Before thinking about Africa with preconceived ideas about how things are done, it’s important to remember that we have an enormous and quickly growing population. Containing 54 countries, Africa is home to a variety of cultures, communities, and economies. All developing economies create ways to make their lives easier, and one of those ways is to embrace online shopping. Especially since Covid-19 lockdowns started and no one left their house to shop for months. Yearly revenue from the online retail industry in Africa is roughly $20 billion.
With such a young and expanding population, e-commerce in Africa has everything needed for growth and massive expansion throughout the continent.
With such a young and expanding population, e-commerce in Africa has everything needed for growth and massive expansion throughout the continent.

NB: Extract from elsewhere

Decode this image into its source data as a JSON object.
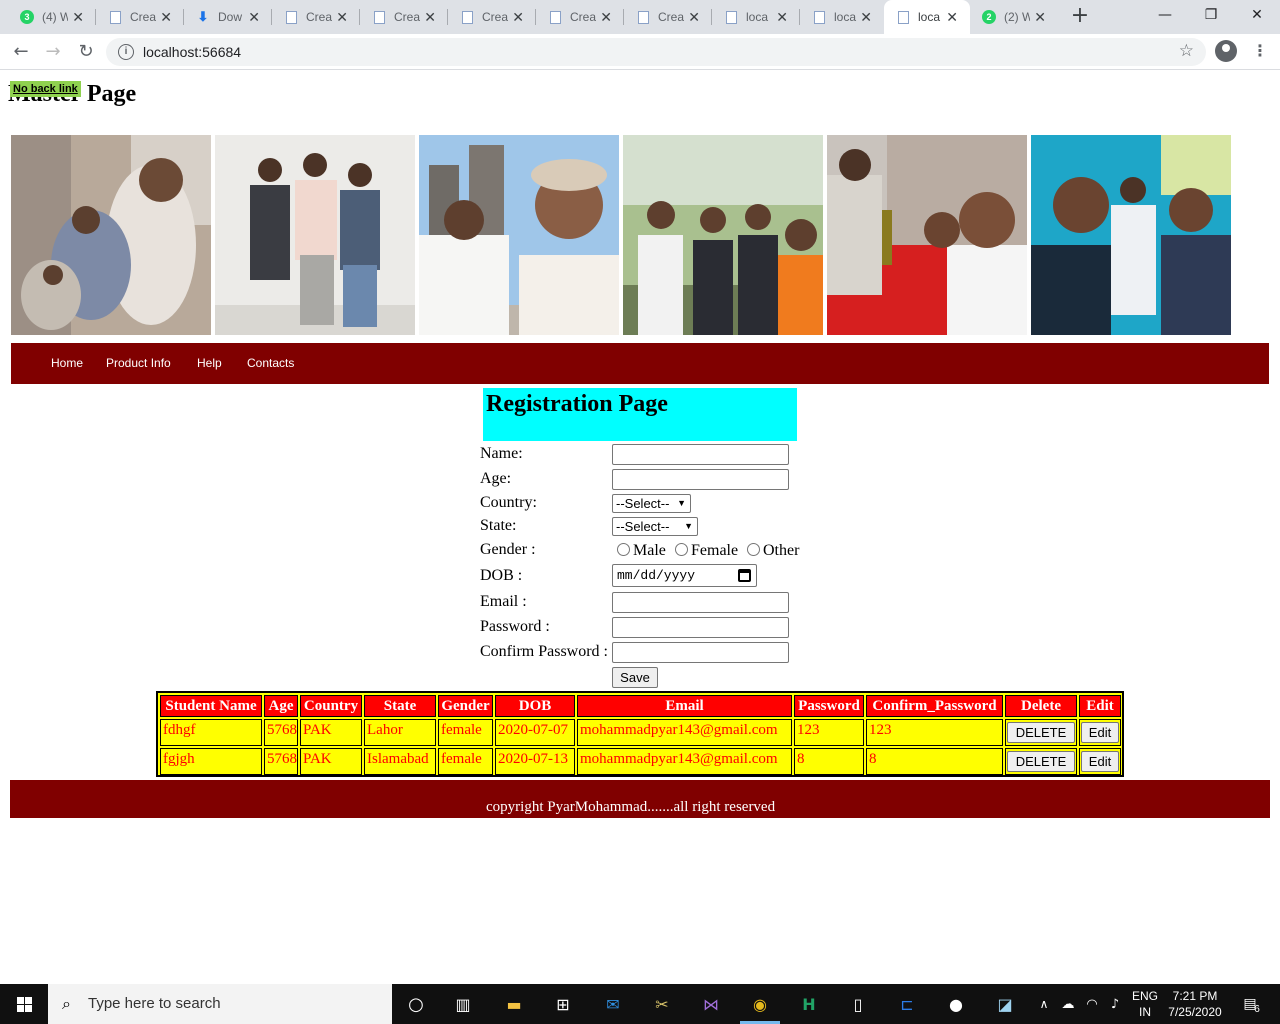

We may not be on par with the United States, but we are catching up. We have made a list of the three biggest online marketplaces in Africa to help readers get up to speed with what’s happening. As most Africans interact with the internet via a mobile phone, businesses in the e-commerce sector must have good mobile apps that are easy to interact with.
Originally a Middle Eastern-owned company, Amazon bought Souq in 2017. While the appearance of both the UAE and Saudi Arabian websites are Amazon-branded, Souq has kept its name in Egypt. Souq was first set up as an auction site similar to eBay; however, once acquired by Amazon, they changed their business model to match their parent company. Using the fulfillment method to ship products for other businesses, Souq mirrors the Amazon model in many ways. While they do only service Egypt, the UAE, and Saudi Arabia, they attract a whopping 35 million visitors monthly.
With a respectable 23 million visits every month, this marketplace is active in Morocco, Tunisia, Kenya, Nigeria, and Egypt. Based in Germany, Jumia was started in 2012. They offer a variety of categories from food to toys and everything in between. Over 30% of monthly visitors live in Nigeria, while Côte d’Ivoire and the four remaining countries bring in more than a million visits every month. Widely known as Africa’s answer to Amazon, mirroring their Black Friday sales and a Prime shipping option. Jumia expanded its reach into Cameroon and Tanzania in the past before being forced to pull out due to political unrest.
This online retailer receives over 10 million monthly views, of which 96% come from Takealot’s home country, South Africa. Started in 2011, combined with Kalahari.com in 2015, and bought by Naspers in 2018, Takealot has gone through many changes. Sellers have to undergo a strict screening process and pay monthly fees to sell their products through Takealot. This marketplace offers delivery and pick-up at various points in South Africa. When trading through Takealot, there are two options: storing products in their warehouse so they can be sent instantly or storing products independently and handling shipping per order. Takealot has grown to include clothing store Superbalist and Mr. Delivery, a food order service similar to Uber Eats.